As he got older, dad expressed more and more pride in the accomplishments of his sons. He also expressed enormous pride in his grandchildren! He really did love his grandchildren, perhaps because he felt less pressure to be the perfect parent. I was visiting him about a year ago, when he got a phone call from his eldest grandchild, Natali. He ended the conversation by saying, “I love you too Natali!” It was the first time I ever heard him say, “I love you,” and it took a grandchild to get it out of him!
My fondest memory of my father! When I was about seven or eight years old, he and my brother Al and I arrived at the Bala arena one Saturday morning for a hockey game a half hour away in Mactier. Dad was the only father who showed up, so he piled all 12 kids present in the car, complete with hockey equipment and drove us to the game! I don’t recall the outcome of the game, but it was sure chaotic in that car [at least as much as a strict disciplinarian police officer father would allow]!
My second fondest memory! We were at my niece’s wedding in the Dominican Republic several years ago. One day, it rained constantly, so we stayed inside playing Texas Hold ’em poker … and drinking! At one point, dad, not a heavy drinker, was feeling the affects of a little too much scotch. He was hanging on to a pole in the middle of the room asking for someone to get him another drink. My brother Ben said to him, “if you can say it, I’ll get it for you!” The best that could do was “Ca shumun ge me a sc … sc …! He didn’t get the drink, but he did get the death stare from my mother who was none too impressed with his drunkenness!
My proudest memory! After our mother developed ALS and became bedridden, dad fearlessly stepped up to the plate to to take care of her. After 60 years of mom looking after him, he had to learn how to cook meals, clean the house, do the laundry and do the shopping, all the while, tending to our mother with the same protectiveness as a mother bear taking care of her cub. It was the best shape he had been in for years.

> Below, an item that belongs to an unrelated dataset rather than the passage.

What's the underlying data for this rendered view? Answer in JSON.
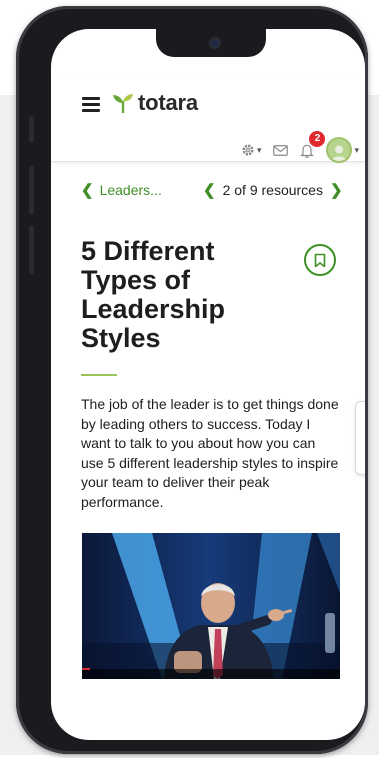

Unfortunately, after mom passed on, dad became inactive and very fearful, contributing greatly to the deterioration in his physical and mental health.
Perhaps the most telling thing about our father was something he revealed to my brother Al several months ago. He told Al that he really wanted to be a farmer, but unfortunately, when he came of age, our grandparents were not in a position to sell him the farm or take him on as a partner. And so, he became a police officer. I/we found it interesting that he had never mentioned this before [Al confirmed with dad’s sister Eileen that this was the case]. He never complained about his lot in life. Never acted like a victim over his missed calling. He just did the best he could at what he was doing: a husband, a father, a police officer, a carpenter, a renovator, a hockey coach, a duck carver, a fisherman, a hunter and occasionally, someone who had a little too much scotch to coherently ask for another drink! And oh yes, a hobby farmer!
Know this for certain dad! We love you now, we loved you when you were alive and we miss you!